When I go to the grocery store, I regularly check the reduced, day old bread bin for baguettes at 50% off.  Why would the champion of "fresh" buy old bread, you ask?  Well, they make great, economical, homemade croutons.

If you like great salad (and who doesn't?) with fresh, crispy lettuce, beautiful juicy ripe tomatoes, sweet onions and crunchy cucumber, why not top it with your own homemade croutons?  

Coq au Vin- Classic French!

I call it Coq au Vin but you could also call it an upscale chicken stew.  For this rustic chicken dish, I slowly braise my meat in red wine, rich homemade chicken broth and herbs.  Throw in mushrooms and onions and I have an amazing dish to serve with pasta or mashed potatoes.   Light the candles, start the music and pour the wine- dinner is on!  Oh! and send the children to grandma's.
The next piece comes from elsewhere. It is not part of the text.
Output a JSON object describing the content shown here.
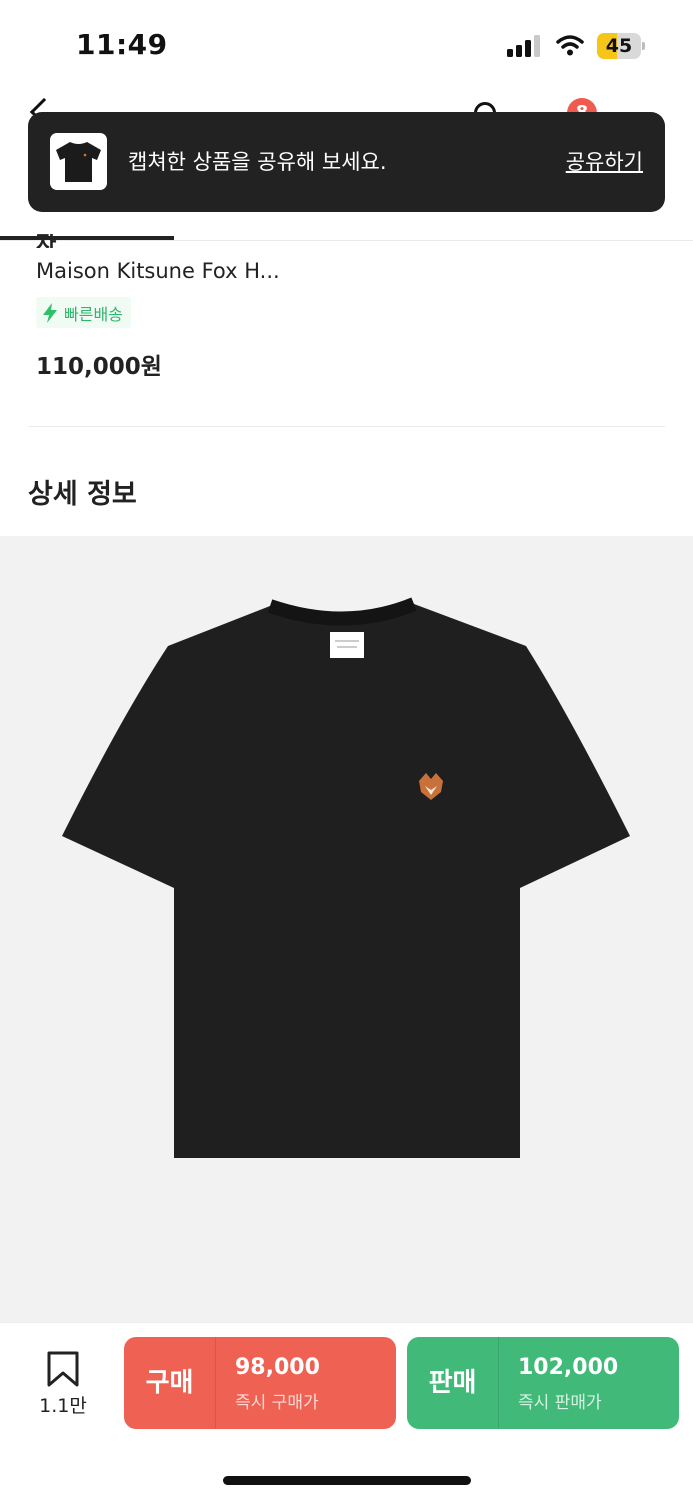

This will serve 4 generously.

Wednesday, January 9, 2013

Eggplant Parmesan- on the lighter side...

I haven't met an eggplant parmesan I didn't love!  Crispy, breaded eggplant nestled in rich tomato sauce and topped with mozzarella and parmesan cheeses.  What's not to love?  hummmm, the calories?

My goal with this recipe is to cut out some of those calories without losing the deliciousness of the eggplant parmesan.  It won't be a "skinny" recipe, but it will cut out some of them.

Eggplant Parmesan ready for the freezer
This recipe will serve 6 to 8.

California Dreaming... of California Chickpea and Vegetable Stew

This stew lights up my day on those cold, dark winter days.  It's chock full of fresh vegetables and brothy, not the usual thick, heavy winter stew.  Just gives me that California Dreaming feeling.  Now, if only we could grow our veggies year round like they do!

 This recipe evolved from one I found in a cookbook called "The Great American Stewpot".  It's a quick and easy one to make your own...I've added many optional vegetable suggestions- if you have more ideas, let me know.  Don't let the list of ingredients scare you- they're just veggies full of goodness!

To serve 4 to 6...

Tuesday, January 8, 2013

Ever Meet a Savoury Biscotti? Prosciutto Parm Biscotti- your new best friend...

Did you think biscotti were only sweet treats?  Not so!  A few years ago, I went through my "biscotti" phase and baked all kinds, of sweet biscotti.  Then I found a recipe for savoury ones.  Who would have thought?  Hummmm  They were light, but rich and delicious and they froze well.  I would often float them on top of a cream soup (à la French onion) and they provided just the right texture and "bite".  Or, chop them up and use them as croutons.  Your guests will love them with white or rosé wine and so will you. 

And, I guarantee your kitchen will smell wonderful while they bake :-)

To make about 16 large biscotti... 

More Savoury Biscotti- Chipotle Chile and Corn

The snow just keeps coming today in Kelowna!  A perfect day for playing in the kitchen: one batch of Prosciutto/Parm biscotti; one batch of Bacon/Parm biscotti; and one to serve with chili- Chipotle Chile and Corn biscotti.  All great things to have on hand in the freezer.

Biscotti means twice baked, usually sweet, crispy cookie like bars of Italian origin.  Their savoury cousins are less well known but just as easy to bake and oh so popular with wine and on the appie tray.  Biscotti are easy to make, keep well and are also great hostess gifts...

The Chipotle Chili and Corn biscotti is a heavier biscuit than the others. The flavours are more subtle- light corn, a hint of oregano and, just when you wonder about that chile, it hits your taste buds.  Wow!

This recipes makes approx. 625 gr. of baked biscotti- about two dozen.